10. Pennsylvania
> Taxes paid by residents as pct. of income: 10.2%
> Total state and local taxes collected: $52.71 billion (6th highest)
> Pct. of total taxes paid by residents: 76.8% (10th highest)
> Pct. of total taxes paid by non-residents: 23.2% (10th lowest)

Pennsylvania collected more than $52 billion in state and local taxes in the 2010 fiscal year. Of this amount, 76.8% came from residents. Pennsylvania residents earned an average of $40,861 per capita in 2010, slightly below the $41,146 in the U.S. In 2010, residents paid 10.2% of their income to Pennsylvania and other states. Total tax payments to Pennsylvania from in-state came to $3,118 per capita. Pennsylvania’s sales tax of 6% is tied for 16th highest in the country. The state’s income taxes are low, at a flat 3.07% across all income brackets. However, local taxes can come to an additional 1% or more, with residents in cities like Philadelphia paying more than 1.5%.

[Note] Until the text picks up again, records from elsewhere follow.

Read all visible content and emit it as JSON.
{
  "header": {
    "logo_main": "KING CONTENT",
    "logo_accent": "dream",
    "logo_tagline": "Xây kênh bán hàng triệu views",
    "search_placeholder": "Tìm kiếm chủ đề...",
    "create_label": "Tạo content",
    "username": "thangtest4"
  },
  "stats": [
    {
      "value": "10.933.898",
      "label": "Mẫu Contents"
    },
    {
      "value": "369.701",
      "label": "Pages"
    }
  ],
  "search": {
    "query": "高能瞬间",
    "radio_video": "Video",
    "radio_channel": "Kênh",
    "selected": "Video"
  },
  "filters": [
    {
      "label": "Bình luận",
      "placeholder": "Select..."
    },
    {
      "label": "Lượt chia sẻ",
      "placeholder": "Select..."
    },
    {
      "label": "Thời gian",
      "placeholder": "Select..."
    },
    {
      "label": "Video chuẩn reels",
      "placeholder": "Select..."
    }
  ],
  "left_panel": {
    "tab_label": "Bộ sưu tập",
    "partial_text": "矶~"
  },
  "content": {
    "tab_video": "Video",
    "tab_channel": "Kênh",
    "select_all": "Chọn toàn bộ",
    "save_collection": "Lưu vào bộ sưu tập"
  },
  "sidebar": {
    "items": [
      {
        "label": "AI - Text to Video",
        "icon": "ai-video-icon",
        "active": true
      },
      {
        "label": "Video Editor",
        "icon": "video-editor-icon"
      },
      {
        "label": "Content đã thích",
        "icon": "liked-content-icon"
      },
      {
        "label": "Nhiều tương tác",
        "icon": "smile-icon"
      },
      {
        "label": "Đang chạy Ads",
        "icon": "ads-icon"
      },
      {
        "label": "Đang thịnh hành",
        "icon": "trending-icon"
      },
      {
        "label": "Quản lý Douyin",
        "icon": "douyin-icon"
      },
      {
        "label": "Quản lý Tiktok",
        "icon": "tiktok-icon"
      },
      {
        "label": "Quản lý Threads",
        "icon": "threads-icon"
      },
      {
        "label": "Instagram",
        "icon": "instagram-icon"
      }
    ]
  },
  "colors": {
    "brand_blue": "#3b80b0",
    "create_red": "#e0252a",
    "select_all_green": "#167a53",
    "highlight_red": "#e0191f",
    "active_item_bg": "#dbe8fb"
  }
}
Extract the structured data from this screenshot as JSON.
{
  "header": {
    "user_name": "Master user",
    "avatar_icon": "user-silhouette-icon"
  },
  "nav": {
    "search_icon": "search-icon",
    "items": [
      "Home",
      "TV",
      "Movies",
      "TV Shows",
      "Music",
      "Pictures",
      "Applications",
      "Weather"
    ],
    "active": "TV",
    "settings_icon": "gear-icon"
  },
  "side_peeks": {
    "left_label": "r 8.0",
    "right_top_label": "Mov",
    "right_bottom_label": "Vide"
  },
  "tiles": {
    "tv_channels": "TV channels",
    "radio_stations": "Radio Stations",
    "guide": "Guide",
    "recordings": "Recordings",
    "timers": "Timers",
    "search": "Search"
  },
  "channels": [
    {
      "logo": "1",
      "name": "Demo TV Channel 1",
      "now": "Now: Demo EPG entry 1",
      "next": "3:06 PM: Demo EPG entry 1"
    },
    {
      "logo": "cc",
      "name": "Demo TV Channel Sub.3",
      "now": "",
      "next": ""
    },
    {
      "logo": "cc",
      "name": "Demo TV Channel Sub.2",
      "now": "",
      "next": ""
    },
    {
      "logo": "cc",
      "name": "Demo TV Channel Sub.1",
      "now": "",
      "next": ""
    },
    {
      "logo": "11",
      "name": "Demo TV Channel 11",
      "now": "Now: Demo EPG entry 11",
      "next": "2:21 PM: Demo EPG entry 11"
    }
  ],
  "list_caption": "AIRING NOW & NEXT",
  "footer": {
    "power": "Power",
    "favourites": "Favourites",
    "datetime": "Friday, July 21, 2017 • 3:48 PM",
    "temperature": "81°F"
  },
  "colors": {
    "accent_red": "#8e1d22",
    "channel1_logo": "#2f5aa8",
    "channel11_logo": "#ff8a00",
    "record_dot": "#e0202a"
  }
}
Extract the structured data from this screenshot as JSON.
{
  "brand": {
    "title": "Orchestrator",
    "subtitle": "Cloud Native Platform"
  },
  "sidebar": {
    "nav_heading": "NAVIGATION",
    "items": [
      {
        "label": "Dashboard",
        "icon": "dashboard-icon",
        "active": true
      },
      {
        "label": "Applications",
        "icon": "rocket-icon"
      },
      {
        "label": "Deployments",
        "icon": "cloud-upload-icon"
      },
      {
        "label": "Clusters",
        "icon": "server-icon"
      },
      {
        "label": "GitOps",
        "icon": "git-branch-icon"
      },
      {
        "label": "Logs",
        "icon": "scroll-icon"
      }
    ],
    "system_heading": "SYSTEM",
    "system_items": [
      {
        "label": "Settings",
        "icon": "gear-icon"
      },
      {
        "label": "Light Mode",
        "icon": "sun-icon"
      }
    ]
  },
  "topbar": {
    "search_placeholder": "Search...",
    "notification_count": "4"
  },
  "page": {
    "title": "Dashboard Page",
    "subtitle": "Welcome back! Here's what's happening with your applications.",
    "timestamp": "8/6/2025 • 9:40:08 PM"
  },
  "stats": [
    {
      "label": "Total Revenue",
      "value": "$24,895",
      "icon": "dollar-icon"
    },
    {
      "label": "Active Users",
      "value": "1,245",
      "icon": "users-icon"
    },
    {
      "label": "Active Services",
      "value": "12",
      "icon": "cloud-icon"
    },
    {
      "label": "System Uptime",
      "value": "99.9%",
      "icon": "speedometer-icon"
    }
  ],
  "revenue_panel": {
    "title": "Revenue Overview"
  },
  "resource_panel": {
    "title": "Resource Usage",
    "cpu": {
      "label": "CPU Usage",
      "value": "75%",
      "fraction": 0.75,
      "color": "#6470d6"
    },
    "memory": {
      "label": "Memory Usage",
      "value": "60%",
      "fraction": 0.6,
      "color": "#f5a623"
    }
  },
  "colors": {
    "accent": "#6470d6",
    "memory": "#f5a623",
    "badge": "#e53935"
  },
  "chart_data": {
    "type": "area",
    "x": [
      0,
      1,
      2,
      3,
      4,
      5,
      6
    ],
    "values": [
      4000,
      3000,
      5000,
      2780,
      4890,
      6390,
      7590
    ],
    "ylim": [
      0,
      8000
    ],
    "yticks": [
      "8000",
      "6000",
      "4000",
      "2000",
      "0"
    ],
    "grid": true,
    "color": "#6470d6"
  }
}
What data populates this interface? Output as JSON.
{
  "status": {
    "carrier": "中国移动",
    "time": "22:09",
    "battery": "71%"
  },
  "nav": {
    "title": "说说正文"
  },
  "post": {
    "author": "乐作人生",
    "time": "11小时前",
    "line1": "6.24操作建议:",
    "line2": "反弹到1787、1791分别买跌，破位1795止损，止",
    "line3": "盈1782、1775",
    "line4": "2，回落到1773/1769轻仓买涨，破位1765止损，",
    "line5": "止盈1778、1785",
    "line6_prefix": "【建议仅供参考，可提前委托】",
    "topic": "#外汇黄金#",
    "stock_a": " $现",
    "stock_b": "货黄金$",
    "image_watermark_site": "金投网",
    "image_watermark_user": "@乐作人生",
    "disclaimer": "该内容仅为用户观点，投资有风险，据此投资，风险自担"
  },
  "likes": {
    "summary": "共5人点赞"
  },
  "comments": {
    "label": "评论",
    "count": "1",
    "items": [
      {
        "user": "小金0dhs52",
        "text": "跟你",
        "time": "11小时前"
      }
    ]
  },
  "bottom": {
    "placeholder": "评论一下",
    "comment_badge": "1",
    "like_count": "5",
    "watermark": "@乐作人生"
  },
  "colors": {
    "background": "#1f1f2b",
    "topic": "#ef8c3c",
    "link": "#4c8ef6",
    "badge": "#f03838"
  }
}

9. Maine
> Taxes paid by residents as pct. of income: 10.3%
> Total state and local taxes collected: $5.84 billion(10th lowest)
> Pct. of total taxes paid by residents: 63.6% (14th lowest)
> Pct. of total taxes paid by non-residents: 36.4% (14th highest)

Maine’s residents had a state and local tax burden of 10.3% in 2010, up from 10.1% in 2009. The tax burden may continue to get worse for some residents. The Maine Center for Economic Policy believes that lower-income residents will soon see higher property tax bills, since the legislature cut payments to municipalities at the same time as it cut income, pension and estate taxes. The Center argues this will primarily benefit the wealthy. In the fiscal year 2010, Maine collected $1,655 per capita in property taxes, which comes to 4.53% of the average resident’s income. This is the sixth-highest rate in the country.

Also Read: States with the Most Student Debt

8. Massachusetts
> Taxes paid by residents as pct. of income: 10.4%
> Total state and local taxes collected: $33.48 billion (10th highest)
> Pct. of total taxes paid by residents: 76.5% (12th highest)
> Pct. of total taxes paid by non-residents: 23.5% (12th lowest)

The 10.4% tax burden on Massachusetts residents was up from 10% in 2009. Income per capita fell from $53,029 in 2009 to $51,991 in 2010. Individual income taxes are a major part of the State’s tax burden. Massachusetts collected $1,549 per capita in income taxes from the 2010 tax season, the third-highest amount in the country. Massachusetts’ per capita income was the third highest, behind Connecticut and New Jersey, and the total tax bill per capita of $5,422 was the fourthhighest. Property taxes collected of $1,845 per capita, were the eighth highest of all states.

7. Minnesota
> Taxes paid by residents as pct. of income: 10.8%
> Total state and local taxes collected: $24.36 billion (17th highest)
> Pct. of total taxes paid by residents: 76.7% (11th highest)
> Pct. of total taxes paid by non-residents: 23.3% (11th lowest)

Minnesota residents’ state and local tax burden was 10.8% of income in 2010, up from 10.3% the previous year and 10.0% back in 2005. The state received $4,727 in taxes from both residents and non-residents in 2010, the seventh-highest rate in the U.S. This was up from $4,651 in 2009. The state ranked in the top 10 in both high sales taxes and high individual income taxes. There were three different tax brackets, with the highest bracket of 7.85% on individual income over $77,730 ($137,430 for couples). This was higher than most top tax brackets in the country.

6. Rhode Island
> Taxes paid by residents as pct. of income: 10.9%
> Total state and local taxes collected: $4.81 billion (8th lowest)
> Pct. of total taxes paid by residents: 71.0% (24th highest)
> Pct. of total taxes paid by non-residents: 29.0% (24th lowest)

Rhode Island’s state and local tax burden was close to 11% in the 2010 tax season, as residents paid $4,627 per capita in taxes. More than $1,300 of this was paid by residents to other states where Rhode Islanders bought goods and conducted business–a higher per capita total than most states. Rhode Island’s top personal income tax bracket was 5.99% of income for those earning over $129,900. The state sales tax in Rhode Island was 7%, the second highest in the country, and its cigarette tax of $3.50 a pack was more than all but one other state.